Collected data:
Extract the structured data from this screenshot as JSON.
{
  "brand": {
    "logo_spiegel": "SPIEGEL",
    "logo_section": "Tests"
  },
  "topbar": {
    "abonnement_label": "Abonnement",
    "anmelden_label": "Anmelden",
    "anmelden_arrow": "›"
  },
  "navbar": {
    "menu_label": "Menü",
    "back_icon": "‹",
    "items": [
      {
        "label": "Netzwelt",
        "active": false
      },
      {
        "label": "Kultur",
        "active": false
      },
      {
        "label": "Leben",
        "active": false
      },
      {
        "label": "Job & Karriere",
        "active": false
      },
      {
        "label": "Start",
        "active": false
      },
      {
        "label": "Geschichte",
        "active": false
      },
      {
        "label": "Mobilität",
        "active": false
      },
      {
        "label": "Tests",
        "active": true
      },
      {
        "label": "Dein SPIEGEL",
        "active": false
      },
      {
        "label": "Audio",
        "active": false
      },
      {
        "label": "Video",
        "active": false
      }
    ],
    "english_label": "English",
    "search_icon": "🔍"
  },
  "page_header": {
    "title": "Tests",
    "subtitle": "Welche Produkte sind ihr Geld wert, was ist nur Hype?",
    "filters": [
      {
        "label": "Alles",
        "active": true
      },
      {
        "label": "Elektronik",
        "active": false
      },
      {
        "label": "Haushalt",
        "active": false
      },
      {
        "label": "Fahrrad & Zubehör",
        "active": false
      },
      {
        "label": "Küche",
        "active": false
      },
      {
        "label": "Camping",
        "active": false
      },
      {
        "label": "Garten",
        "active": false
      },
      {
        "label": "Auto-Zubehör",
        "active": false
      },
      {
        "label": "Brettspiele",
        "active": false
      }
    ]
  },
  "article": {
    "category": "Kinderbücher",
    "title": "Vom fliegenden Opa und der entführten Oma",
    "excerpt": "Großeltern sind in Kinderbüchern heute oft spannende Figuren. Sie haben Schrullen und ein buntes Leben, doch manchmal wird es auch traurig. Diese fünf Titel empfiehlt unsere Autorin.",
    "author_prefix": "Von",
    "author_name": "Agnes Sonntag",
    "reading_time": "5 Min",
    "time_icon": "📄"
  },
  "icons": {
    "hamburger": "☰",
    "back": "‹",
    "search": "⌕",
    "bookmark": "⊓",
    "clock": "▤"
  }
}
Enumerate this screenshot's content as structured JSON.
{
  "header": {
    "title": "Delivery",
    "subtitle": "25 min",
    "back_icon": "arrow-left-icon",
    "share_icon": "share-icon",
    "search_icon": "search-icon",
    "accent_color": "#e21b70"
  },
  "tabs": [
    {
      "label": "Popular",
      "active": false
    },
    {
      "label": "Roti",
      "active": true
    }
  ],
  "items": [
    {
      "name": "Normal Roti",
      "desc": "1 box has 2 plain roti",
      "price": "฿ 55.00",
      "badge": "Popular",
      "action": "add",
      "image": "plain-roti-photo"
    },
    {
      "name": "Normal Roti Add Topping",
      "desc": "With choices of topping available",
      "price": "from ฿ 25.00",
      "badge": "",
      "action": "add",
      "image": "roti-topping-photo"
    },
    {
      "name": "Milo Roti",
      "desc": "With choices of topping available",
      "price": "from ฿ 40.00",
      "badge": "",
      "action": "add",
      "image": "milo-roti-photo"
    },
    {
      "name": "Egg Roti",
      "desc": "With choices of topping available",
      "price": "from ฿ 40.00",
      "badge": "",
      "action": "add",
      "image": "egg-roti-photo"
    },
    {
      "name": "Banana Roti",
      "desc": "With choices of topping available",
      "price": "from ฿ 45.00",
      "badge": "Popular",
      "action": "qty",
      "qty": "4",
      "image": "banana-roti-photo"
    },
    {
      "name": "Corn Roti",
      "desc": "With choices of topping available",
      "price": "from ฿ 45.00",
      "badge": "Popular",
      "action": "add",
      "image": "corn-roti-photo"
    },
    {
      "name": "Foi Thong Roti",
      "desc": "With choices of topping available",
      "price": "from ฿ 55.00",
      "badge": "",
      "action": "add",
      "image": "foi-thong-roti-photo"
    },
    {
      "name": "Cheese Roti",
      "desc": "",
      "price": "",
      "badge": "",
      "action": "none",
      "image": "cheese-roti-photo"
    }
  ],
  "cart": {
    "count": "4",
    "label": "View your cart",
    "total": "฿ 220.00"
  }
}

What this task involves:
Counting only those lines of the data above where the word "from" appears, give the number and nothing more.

Result of this task:
7